Mayo Clinic Researchers May Have Discovered a Cure for Cancer Hidden in an Unlikely Vaccine
The news: In the past few years, we've seen the introduction of a cervical cancer vaccine and a prostate cancer vaccine — but what if a vaccine could actually cure cancer, instead of just preventing it?
According a new, promising study by the Mayo Clinic, that possibility might be more real than you might think. The famous medical research center announced Wednesday that one of its patients is in remission without a trace of cancer left in her body — all after receiving a single, massive dose of the measles vaccine.
The patient, a 50-year-old woman named Stacy Erholtz, had an aggressive form of blood cancer that spread throughout her entire body over the course of 10 years. Out of conventional treatment options, she decided to participate in the Mayo Clinic's experimental study. The researchers injected Erholtz with a hefty dose of the measles vaccine — enough to inoculate 10 million people. After a single dose, she was in complete remission.
"It's a landmark," said Stephen Russell, who spearheaded the Mayo research. "We've known for a long time that we can give a virus intravenously and destroy metastatic cancer in mice. Nobody's shown that you can do that in people before."
How it works: Previous research on mice has shown that intravenous viral therapy can overwhelm cancer cells and cause them to explode. Certain viruses — such as herpes and poxvirus — have been found to be effective; they "bind to tumors and use them as hosts to replicate their own genetic material; the cancer cells eventually explode and release the virus," explains the Star Tribune.
It's important to distinguish that the measles vaccine will not work for all types of cancer. The other patient who participated in the study did not sustain the same results that Erholtz did. The efficacy of the treatment also depends on the patient's immune system. Most people have been inoculated for measles, but those with suppressed immune systems have a high chance of responding to an introduction of the virus. Erholtz, for instance, had limited previous exposure to measles and a weakened immune system.
Doctors also only have one chance to get the treatment right. Once the body recognizes the virus, it will attack it the second time before it has a chance to bond to the cancer cells. It's a matter of getting the dose right the first time around, and further research will focus on how to tailor the treatment for each patient.
But while the treatment is far from perfected right now, it's still an exciting breakthrough for the hundreds of thousands of people who suffer from myeloma — which is expected to kill over 11,000 people this year — or other forms of cancer that might respond to this approach.

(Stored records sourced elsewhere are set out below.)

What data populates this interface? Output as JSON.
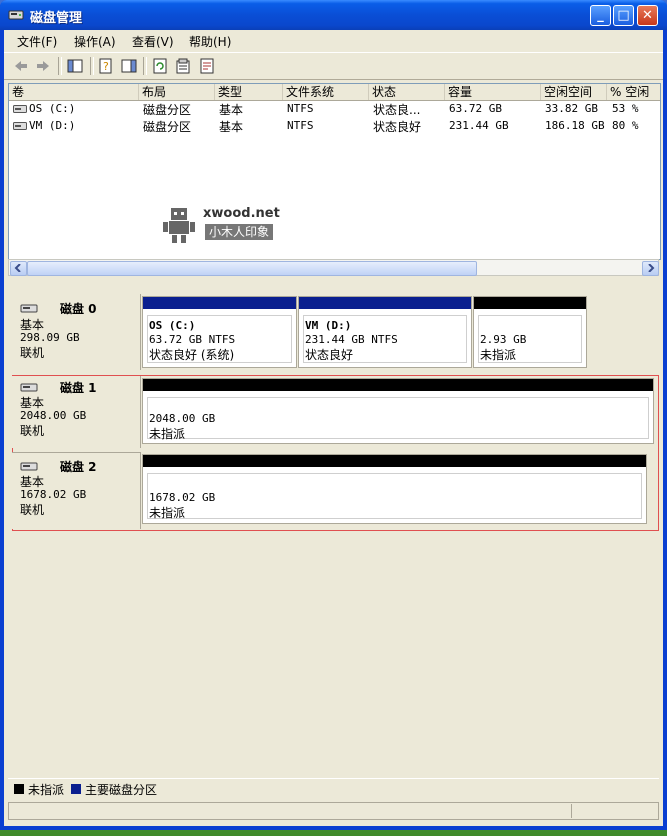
{
  "window": {
    "title": "磁盘管理"
  },
  "menu": [
    {
      "label": "文件(F)"
    },
    {
      "label": "操作(A)"
    },
    {
      "label": "查看(V)"
    },
    {
      "label": "帮助(H)"
    }
  ],
  "list": {
    "headers": [
      "卷",
      "布局",
      "类型",
      "文件系统",
      "状态",
      "容量",
      "空闲空间",
      "% 空闲"
    ],
    "rows": [
      {
        "vol": "OS (C:)",
        "layout": "磁盘分区",
        "type": "基本",
        "fs": "NTFS",
        "status": "状态良...",
        "cap": "63.72 GB",
        "free": "33.82 GB",
        "pct": "53 %"
      },
      {
        "vol": "VM (D:)",
        "layout": "磁盘分区",
        "type": "基本",
        "fs": "NTFS",
        "status": "状态良好",
        "cap": "231.44 GB",
        "free": "186.18 GB",
        "pct": "80 %"
      }
    ]
  },
  "watermark": {
    "brand": "xwood.net",
    "sub": "小木人印象"
  },
  "disks": [
    {
      "name": "磁盘 0",
      "type": "基本",
      "size": "298.09 GB",
      "state": "联机",
      "parts": [
        {
          "name": "OS  (C:)",
          "line2": "63.72 GB NTFS",
          "line3": "状态良好 (系统)",
          "color": "#0a1f8f"
        },
        {
          "name": "VM  (D:)",
          "line2": "231.44 GB NTFS",
          "line3": "状态良好",
          "color": "#0a1f8f"
        },
        {
          "name": "",
          "line2": "2.93 GB",
          "line3": "未指派",
          "color": "#000000"
        }
      ]
    },
    {
      "name": "磁盘 1",
      "type": "基本",
      "size": "2048.00 GB",
      "state": "联机",
      "parts": [
        {
          "name": "",
          "line2": "2048.00 GB",
          "line3": "未指派",
          "color": "#000000"
        }
      ]
    },
    {
      "name": "磁盘 2",
      "type": "基本",
      "size": "1678.02 GB",
      "state": "联机",
      "parts": [
        {
          "name": "",
          "line2": "1678.02 GB",
          "line3": "未指派",
          "color": "#000000"
        }
      ]
    }
  ],
  "legend": [
    {
      "label": "未指派",
      "color": "#000000"
    },
    {
      "label": "主要磁盘分区",
      "color": "#0a1f8f"
    }
  ],
  "colors": {
    "primary_partition": "#0a1f8f",
    "unallocated": "#000000",
    "selection_border": "#e05050"
  }
}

The Mayo Clinic is planning on running a bigger trial in September, which will hopefully provide more insight on how to implement this method in the most effective way.